Gosh, it's too bad, but your reflections reached the server only at 12:25 a.m., just missing the deadline for successful completion of the course. And you would have gotten a "A" too. Oh, well, you can always take the course again.

Just kidding. Thanks for taking care of getting the file server up last night. I spoke with Elli this morning and she explained what she thinks went wrong. I'll bet we can do it much better the next time, especially since the developer of the system they were using at the STG has some improved version that should be available soon.

I agree that the class would have been different if more people had become involved at a deeper level. Among other things, if twice as many people had been handing in complex and thorough responses each week, I would probably not have been able to keep up with the immediate responses myself. On the other hand, perhaps the course would have run just as well with less response volume from the professor and more from other students. Also one can imagine having student assistants to help with the response activity.

Definitely in the future there will be a designated paid official technology assistant. If I had realized what would be involved in the facilitation of this course using the software we finally chose, I would have advertised for the services of such an assistant last January. It will be helpful to have a list of the responsibilities such an assistant might have?

Improved communication technology will probably make it easier for people to interact with one another's weekly submissions, and I concur that this aspect should be stressed more. It really is one of the most innovative parts of this experiment.

Of course there are other innovations that we will want to pursue, and I agree that the interactive illustrations in Java are some of the most exciting. The course will look quite different next time.

Herewith are appended the comments on the (excellent) group project:" By the way, Course Grade = A.

Comments on the Polyobjects Group

Your investigations were particularly successful in giving access to new tools for interacting with familiar geometric objects in three- and four-dimensional space. The Java applets will doubtless add quite a bit to future versions of this course, especially when they are extended to deal with filled-in objects in a reasonable amount of time. There should be algorithms for slicing general objects from arbitrary directions, of course, and some demonstrations showing how to move from an object to its dual. The ideas of truncating polyhedra or polytopes to produce semi-regular objects is also ripe for interactive illustrations. All in all your work has advanced the level of geometric interaction considerably, not just in the final project but throughout the semester, and it was effective to see how some of your earlier work was incorporated in your presentation.
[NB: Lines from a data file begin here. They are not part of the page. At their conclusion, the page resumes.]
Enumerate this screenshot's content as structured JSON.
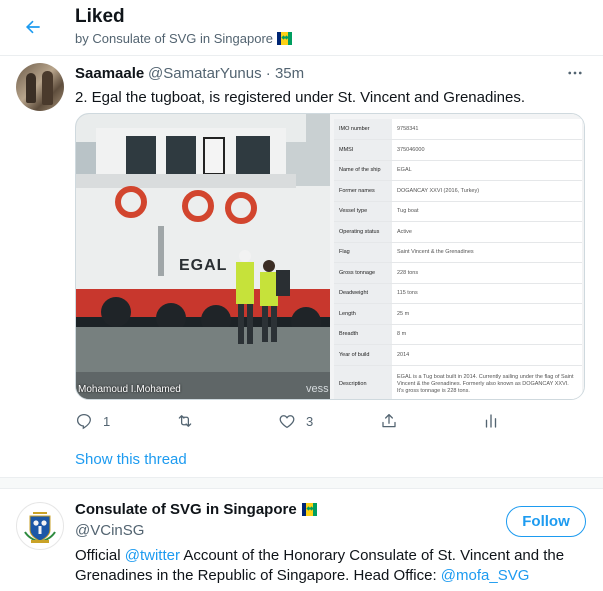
{
  "header": {
    "title": "Liked",
    "subtitle": "by Consulate of SVG in Singapore",
    "back_icon": "arrow-left-icon",
    "accent": "#1d9bf0"
  },
  "tweet": {
    "author_name": "Saamaale",
    "author_handle": "@SamatarYunus",
    "separator": "·",
    "time": "35m",
    "text": "2. Egal the tugboat, is registered under St. Vincent and Grenadines.",
    "media": {
      "photo_label": "EGAL",
      "photo_caption": "Mohamoud I.Mohamed",
      "photo_watermark": "vess",
      "vessel_info": [
        {
          "key": "IMO number",
          "value": "9758341"
        },
        {
          "key": "MMSI",
          "value": "375046000"
        },
        {
          "key": "Name of the ship",
          "value": "EGAL"
        },
        {
          "key": "Former names",
          "value": "DOGANCAY XXVI (2016, Turkey)"
        },
        {
          "key": "Vessel type",
          "value": "Tug boat"
        },
        {
          "key": "Operating status",
          "value": "Active"
        },
        {
          "key": "Flag",
          "value": "Saint Vincent & the Grenadines"
        },
        {
          "key": "Gross tonnage",
          "value": "228 tons"
        },
        {
          "key": "Deadweight",
          "value": "115 tons"
        },
        {
          "key": "Length",
          "value": "25 m"
        },
        {
          "key": "Breadth",
          "value": "8 m"
        },
        {
          "key": "Year of build",
          "value": "2014"
        },
        {
          "key": "Description",
          "value": "EGAL is a Tug boat built in 2014. Currently sailing under the flag of Saint Vincent & the Grenadines. Formerly also known as DOGANCAY XXVI. It's gross tonnage is 228 tons."
        }
      ]
    },
    "actions": {
      "reply_count": "1",
      "retweet_count": "",
      "like_count": "3"
    },
    "show_thread": "Show this thread"
  },
  "profile": {
    "name": "Consulate of SVG in Singapore",
    "handle": "@VCinSG",
    "follow_label": "Follow",
    "bio_part1": "Official ",
    "bio_link1": "@twitter",
    "bio_part2": " Account of the Honorary Consulate of St. Vincent and the Grenadines in the Republic of Singapore. Head Office: ",
    "bio_link2": "@mofa_SVG"
  }
}
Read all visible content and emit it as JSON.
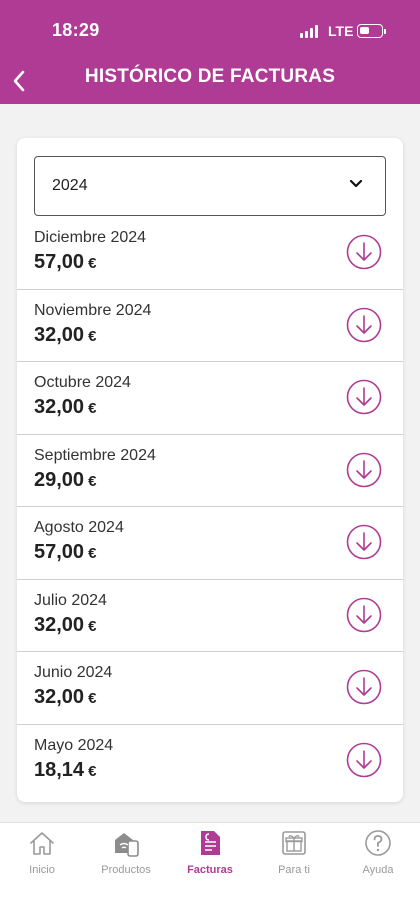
{
  "status_bar": {
    "time": "18:29",
    "network": "LTE"
  },
  "header": {
    "title": "HISTÓRICO DE FACTURAS",
    "back_icon": "chevron-left-icon"
  },
  "year_selector": {
    "value": "2024",
    "icon": "chevron-down-icon"
  },
  "invoices": [
    {
      "month": "Diciembre 2024",
      "amount": "57,00",
      "currency": "€"
    },
    {
      "month": "Noviembre 2024",
      "amount": "32,00",
      "currency": "€"
    },
    {
      "month": "Octubre 2024",
      "amount": "32,00",
      "currency": "€"
    },
    {
      "month": "Septiembre 2024",
      "amount": "29,00",
      "currency": "€"
    },
    {
      "month": "Agosto 2024",
      "amount": "57,00",
      "currency": "€"
    },
    {
      "month": "Julio 2024",
      "amount": "32,00",
      "currency": "€"
    },
    {
      "month": "Junio 2024",
      "amount": "32,00",
      "currency": "€"
    },
    {
      "month": "Mayo 2024",
      "amount": "18,14",
      "currency": "€"
    }
  ],
  "tabbar": {
    "items": [
      {
        "label": "Inicio",
        "icon": "home-icon"
      },
      {
        "label": "Productos",
        "icon": "devices-icon"
      },
      {
        "label": "Facturas",
        "icon": "invoice-icon",
        "active": true
      },
      {
        "label": "Para ti",
        "icon": "gift-icon"
      },
      {
        "label": "Ayuda",
        "icon": "help-icon"
      }
    ]
  },
  "colors": {
    "brand": "#b03b94",
    "inactive": "#9a9a9a",
    "background": "#f2f2f2"
  }
}
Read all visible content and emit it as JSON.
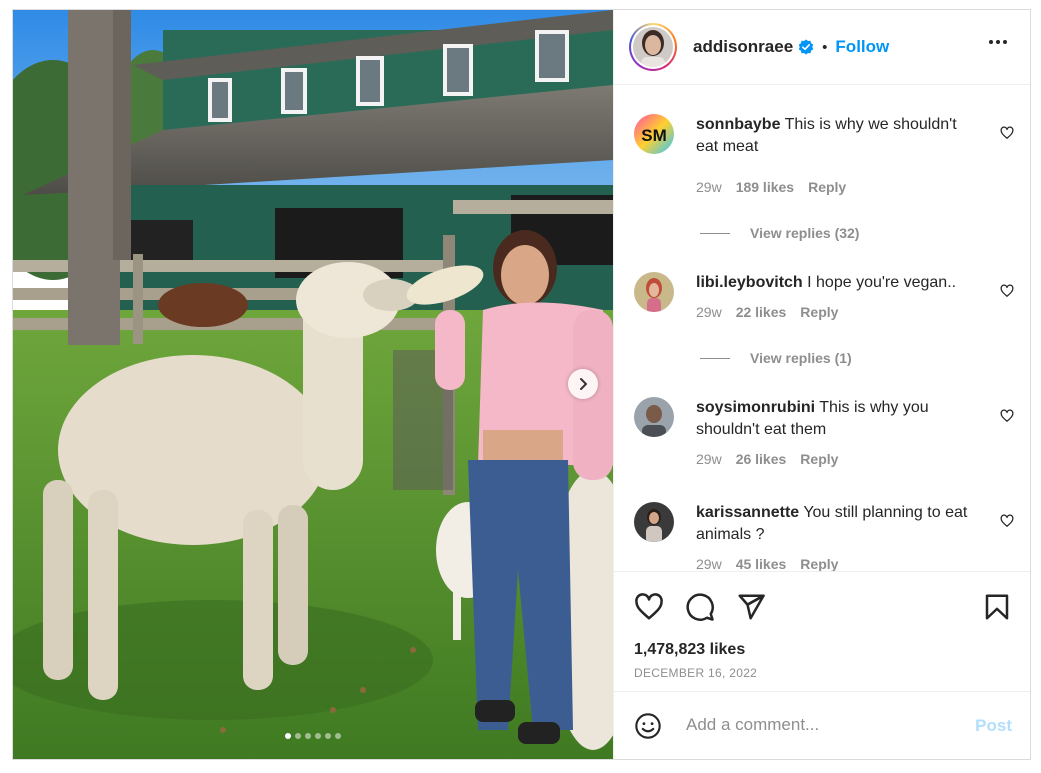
{
  "post": {
    "author": {
      "username": "addisonraee",
      "verified": true,
      "separator": "•",
      "follow_label": "Follow"
    },
    "media": {
      "slide_count": 6,
      "active_slide": 1
    },
    "comments": [
      {
        "username": "sonnbaybe",
        "text": "This is why we shouldn't eat meat",
        "age": "29w",
        "likes": "189 likes",
        "reply_label": "Reply",
        "view_replies": "View replies (32)",
        "avatar_text": "SM"
      },
      {
        "username": "libi.leybovitch",
        "text": "I hope you're vegan..",
        "age": "29w",
        "likes": "22 likes",
        "reply_label": "Reply",
        "view_replies": "View replies (1)"
      },
      {
        "username": "soysimonrubini",
        "text": "This is why you shouldn't eat them",
        "age": "29w",
        "likes": "26 likes",
        "reply_label": "Reply"
      },
      {
        "username": "karissannette",
        "text": "You still planning to eat animals ?",
        "age": "29w",
        "likes": "45 likes",
        "reply_label": "Reply"
      }
    ],
    "likes_count": "1,478,823 likes",
    "date": "DECEMBER 16, 2022",
    "comment_input": {
      "placeholder": "Add a comment...",
      "post_label": "Post"
    },
    "icons": {
      "like": "heart-icon",
      "comment": "comment-bubble-icon",
      "share": "paper-plane-icon",
      "save": "bookmark-icon",
      "emoji": "smiley-icon",
      "more": "more-options-icon",
      "next": "chevron-right-icon"
    },
    "colors": {
      "accent": "#0095f6",
      "text": "#262626",
      "secondary": "#8e8e8e",
      "post_disabled": "#b2dffc"
    }
  }
}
The links to other sites are also very good to have, and it will be interesting in the future to explore the relationship between VRML, Java applets, and highly rendered individual objects. It would also be useful to link to some of the other projects, in particular those that deal with the axiomatic approach or the literary and artistic topics that use polytopes, duality, et cetera.

There is so much more to be done, taking off from the platform you have set up here. Good work in getting this effort off to such a strong start.